## Task details
Check each line of the entries below for the string "Security"; copy every line where it appears.

## Data extract
■ ■ ■ ■
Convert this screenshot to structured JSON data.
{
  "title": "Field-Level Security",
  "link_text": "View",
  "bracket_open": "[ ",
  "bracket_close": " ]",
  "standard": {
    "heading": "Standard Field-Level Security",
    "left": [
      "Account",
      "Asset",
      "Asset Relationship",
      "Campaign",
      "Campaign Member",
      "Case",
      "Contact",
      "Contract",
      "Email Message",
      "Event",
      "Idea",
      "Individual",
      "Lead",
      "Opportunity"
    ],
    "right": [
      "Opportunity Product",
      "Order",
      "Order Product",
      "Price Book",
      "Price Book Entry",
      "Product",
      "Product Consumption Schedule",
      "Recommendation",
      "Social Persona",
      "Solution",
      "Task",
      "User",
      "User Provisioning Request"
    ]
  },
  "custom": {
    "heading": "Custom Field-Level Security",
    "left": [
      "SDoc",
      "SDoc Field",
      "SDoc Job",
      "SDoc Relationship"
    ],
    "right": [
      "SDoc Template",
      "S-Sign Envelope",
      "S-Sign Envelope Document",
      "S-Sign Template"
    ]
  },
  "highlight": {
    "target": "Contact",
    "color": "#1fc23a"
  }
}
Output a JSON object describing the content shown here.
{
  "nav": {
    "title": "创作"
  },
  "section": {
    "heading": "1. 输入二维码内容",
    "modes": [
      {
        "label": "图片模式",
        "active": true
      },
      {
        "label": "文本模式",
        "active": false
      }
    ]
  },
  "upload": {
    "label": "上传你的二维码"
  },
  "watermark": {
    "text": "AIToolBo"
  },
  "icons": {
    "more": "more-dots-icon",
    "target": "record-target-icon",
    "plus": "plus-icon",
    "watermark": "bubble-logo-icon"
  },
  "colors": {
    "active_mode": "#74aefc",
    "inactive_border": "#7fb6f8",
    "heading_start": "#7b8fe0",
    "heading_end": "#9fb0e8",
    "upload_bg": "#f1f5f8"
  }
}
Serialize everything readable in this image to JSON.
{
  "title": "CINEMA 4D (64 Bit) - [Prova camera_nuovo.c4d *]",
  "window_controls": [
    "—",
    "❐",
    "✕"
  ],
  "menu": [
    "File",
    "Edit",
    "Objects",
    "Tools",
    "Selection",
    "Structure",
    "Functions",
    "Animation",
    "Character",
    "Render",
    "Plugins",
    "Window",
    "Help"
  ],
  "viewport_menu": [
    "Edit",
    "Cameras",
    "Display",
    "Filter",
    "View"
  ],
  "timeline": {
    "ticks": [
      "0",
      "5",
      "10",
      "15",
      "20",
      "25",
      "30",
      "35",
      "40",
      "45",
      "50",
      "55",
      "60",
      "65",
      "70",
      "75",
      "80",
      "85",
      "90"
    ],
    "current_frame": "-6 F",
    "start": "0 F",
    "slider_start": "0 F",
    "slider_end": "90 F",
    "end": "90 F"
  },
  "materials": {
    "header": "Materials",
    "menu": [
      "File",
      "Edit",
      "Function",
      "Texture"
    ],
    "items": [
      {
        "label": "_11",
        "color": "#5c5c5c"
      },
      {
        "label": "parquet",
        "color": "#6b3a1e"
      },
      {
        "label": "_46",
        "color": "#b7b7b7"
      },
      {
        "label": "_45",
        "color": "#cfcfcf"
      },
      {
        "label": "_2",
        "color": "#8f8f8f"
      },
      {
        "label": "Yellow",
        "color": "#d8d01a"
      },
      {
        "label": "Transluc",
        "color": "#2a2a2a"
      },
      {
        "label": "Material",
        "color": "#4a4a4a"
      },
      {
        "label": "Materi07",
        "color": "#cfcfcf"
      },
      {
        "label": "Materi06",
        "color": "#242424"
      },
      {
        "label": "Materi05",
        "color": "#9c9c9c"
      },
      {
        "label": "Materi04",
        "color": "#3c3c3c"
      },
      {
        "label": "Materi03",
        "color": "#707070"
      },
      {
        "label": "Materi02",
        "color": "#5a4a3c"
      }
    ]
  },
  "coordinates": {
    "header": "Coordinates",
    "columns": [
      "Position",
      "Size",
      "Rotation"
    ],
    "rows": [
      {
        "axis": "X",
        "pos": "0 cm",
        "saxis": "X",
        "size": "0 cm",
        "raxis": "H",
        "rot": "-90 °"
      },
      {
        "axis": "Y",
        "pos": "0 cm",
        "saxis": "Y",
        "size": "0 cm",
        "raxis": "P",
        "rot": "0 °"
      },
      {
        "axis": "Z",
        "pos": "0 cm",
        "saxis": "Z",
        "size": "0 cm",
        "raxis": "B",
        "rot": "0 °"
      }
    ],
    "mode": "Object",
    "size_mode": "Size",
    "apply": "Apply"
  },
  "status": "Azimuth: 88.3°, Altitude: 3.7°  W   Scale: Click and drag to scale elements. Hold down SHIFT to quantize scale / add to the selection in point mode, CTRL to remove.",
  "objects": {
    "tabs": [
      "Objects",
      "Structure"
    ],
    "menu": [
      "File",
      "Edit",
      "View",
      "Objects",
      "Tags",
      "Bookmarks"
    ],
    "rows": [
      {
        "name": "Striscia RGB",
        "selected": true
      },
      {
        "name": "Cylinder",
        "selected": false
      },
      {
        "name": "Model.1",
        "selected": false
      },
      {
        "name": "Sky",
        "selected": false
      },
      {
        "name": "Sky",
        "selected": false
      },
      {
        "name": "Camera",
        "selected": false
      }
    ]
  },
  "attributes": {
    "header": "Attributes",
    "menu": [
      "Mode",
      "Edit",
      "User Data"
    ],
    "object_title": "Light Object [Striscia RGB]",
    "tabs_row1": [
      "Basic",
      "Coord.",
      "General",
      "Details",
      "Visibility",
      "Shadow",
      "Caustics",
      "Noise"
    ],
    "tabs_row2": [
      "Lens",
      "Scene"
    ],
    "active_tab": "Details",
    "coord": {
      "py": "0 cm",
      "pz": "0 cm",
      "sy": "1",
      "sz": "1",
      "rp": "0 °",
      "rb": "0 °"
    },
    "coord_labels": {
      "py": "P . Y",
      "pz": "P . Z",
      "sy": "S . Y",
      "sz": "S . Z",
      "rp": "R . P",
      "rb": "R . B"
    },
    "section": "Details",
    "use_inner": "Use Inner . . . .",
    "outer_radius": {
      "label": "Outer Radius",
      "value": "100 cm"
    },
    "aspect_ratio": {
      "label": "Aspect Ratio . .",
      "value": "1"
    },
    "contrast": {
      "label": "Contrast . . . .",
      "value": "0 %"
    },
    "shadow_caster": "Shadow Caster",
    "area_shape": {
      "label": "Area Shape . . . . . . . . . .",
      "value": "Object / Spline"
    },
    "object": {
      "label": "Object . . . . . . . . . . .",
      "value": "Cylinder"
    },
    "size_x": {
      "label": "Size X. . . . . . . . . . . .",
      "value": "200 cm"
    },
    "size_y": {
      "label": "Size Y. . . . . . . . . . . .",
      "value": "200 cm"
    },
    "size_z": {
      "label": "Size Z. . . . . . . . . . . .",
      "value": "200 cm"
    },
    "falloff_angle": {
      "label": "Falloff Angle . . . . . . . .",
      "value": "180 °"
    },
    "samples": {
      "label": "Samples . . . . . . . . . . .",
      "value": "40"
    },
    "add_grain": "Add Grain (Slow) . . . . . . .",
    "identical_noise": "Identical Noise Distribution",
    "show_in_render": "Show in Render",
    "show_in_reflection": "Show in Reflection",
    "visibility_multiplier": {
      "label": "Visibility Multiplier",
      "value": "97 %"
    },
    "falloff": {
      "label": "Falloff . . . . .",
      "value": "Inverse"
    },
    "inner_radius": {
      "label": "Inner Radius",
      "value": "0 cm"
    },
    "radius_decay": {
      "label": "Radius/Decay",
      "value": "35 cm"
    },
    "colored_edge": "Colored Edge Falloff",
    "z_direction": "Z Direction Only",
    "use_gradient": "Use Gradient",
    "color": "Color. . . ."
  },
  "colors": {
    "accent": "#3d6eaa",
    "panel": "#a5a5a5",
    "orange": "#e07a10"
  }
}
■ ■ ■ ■
## Solution
  "title": "Field-Level Security",
    "heading": "Standard Field-Level Security",
    "heading": "Custom Field-Level Security",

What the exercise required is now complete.